**Source material:**
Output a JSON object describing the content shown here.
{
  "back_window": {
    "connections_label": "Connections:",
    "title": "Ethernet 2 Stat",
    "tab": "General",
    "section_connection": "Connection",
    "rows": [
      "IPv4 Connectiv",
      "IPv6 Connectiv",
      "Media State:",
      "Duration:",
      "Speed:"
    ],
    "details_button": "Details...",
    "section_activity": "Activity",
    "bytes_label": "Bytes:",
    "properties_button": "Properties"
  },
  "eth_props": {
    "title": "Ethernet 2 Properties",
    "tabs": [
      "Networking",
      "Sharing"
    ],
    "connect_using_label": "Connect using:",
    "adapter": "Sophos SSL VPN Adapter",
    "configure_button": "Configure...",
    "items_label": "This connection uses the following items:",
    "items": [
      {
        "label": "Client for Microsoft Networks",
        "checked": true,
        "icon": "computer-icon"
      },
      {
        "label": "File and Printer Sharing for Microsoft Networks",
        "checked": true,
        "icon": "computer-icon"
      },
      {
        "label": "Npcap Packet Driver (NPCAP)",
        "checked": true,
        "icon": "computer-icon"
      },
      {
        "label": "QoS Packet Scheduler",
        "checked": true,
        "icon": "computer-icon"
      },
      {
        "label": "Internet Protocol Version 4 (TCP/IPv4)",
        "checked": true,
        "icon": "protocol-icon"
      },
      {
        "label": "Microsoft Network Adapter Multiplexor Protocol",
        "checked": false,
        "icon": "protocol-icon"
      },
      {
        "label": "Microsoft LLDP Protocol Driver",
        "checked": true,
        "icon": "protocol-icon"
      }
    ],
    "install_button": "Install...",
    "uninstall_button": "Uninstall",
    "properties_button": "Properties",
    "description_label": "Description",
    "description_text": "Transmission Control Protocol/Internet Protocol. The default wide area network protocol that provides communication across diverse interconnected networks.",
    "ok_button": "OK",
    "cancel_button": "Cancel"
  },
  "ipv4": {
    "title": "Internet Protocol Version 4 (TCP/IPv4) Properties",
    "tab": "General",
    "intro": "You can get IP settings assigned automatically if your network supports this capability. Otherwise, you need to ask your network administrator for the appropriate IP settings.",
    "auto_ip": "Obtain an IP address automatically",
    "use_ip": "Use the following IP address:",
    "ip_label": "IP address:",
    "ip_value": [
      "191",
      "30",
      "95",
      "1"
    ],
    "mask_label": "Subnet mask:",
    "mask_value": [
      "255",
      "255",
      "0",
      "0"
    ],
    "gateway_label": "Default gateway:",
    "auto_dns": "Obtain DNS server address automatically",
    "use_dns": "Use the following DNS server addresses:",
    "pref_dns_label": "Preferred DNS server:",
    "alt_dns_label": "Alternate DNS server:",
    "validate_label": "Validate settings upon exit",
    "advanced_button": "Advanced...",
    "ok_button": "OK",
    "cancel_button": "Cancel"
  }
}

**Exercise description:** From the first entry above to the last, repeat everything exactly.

**Task solution:**
Output a JSON object describing the content shown here.
{
  "back_window": {
    "connections_label": "Connections:",
    "title": "Ethernet 2 Stat",
    "tab": "General",
    "section_connection": "Connection",
    "rows": [
      "IPv4 Connectiv",
      "IPv6 Connectiv",
      "Media State:",
      "Duration:",
      "Speed:"
    ],
    "details_button": "Details...",
    "section_activity": "Activity",
    "bytes_label": "Bytes:",
    "properties_button": "Properties"
  },
  "eth_props": {
    "title": "Ethernet 2 Properties",
    "tabs": [
      "Networking",
      "Sharing"
    ],
    "connect_using_label": "Connect using:",
    "adapter": "Sophos SSL VPN Adapter",
    "configure_button": "Configure...",
    "items_label": "This connection uses the following items:",
    "items": [
      {
        "label": "Client for Microsoft Networks",
        "checked": true,
        "icon": "computer-icon"
      },
      {
        "label": "File and Printer Sharing for Microsoft Networks",
        "checked": true,
        "icon": "computer-icon"
      },
      {
        "label": "Npcap Packet Driver (NPCAP)",
        "checked": true,
        "icon": "computer-icon"
      },
      {
        "label": "QoS Packet Scheduler",
        "checked": true,
        "icon": "computer-icon"
      },
      {
        "label": "Internet Protocol Version 4 (TCP/IPv4)",
        "checked": true,
        "icon": "protocol-icon"
      },
      {
        "label": "Microsoft Network Adapter Multiplexor Protocol",
        "checked": false,
        "icon": "protocol-icon"
      },
      {
        "label": "Microsoft LLDP Protocol Driver",
        "checked": true,
        "icon": "protocol-icon"
      }
    ],
    "install_button": "Install...",
    "uninstall_button": "Uninstall",
    "properties_button": "Properties",
    "description_label": "Description",
    "description_text": "Transmission Control Protocol/Internet Protocol. The default wide area network protocol that provides communication across diverse interconnected networks.",
    "ok_button": "OK",
    "cancel_button": "Cancel"
  },
  "ipv4": {
    "title": "Internet Protocol Version 4 (TCP/IPv4) Properties",
    "tab": "General",
    "intro": "You can get IP settings assigned automatically if your network supports this capability. Otherwise, you need to ask your network administrator for the appropriate IP settings.",
    "auto_ip": "Obtain an IP address automatically",
    "use_ip": "Use the following IP address:",
    "ip_label": "IP address:",
    "ip_value": [
      "191",
      "30",
      "95",
      "1"
    ],
    "mask_label": "Subnet mask:",
    "mask_value": [
      "255",
      "255",
      "0",
      "0"
    ],
    "gateway_label": "Default gateway:",
    "auto_dns": "Obtain DNS server address automatically",
    "use_dns": "Use the following DNS server addresses:",
    "pref_dns_label": "Preferred DNS server:",
    "alt_dns_label": "Alternate DNS server:",
    "validate_label": "Validate settings upon exit",
    "advanced_button": "Advanced...",
    "ok_button": "OK",
    "cancel_button": "Cancel"
  }
}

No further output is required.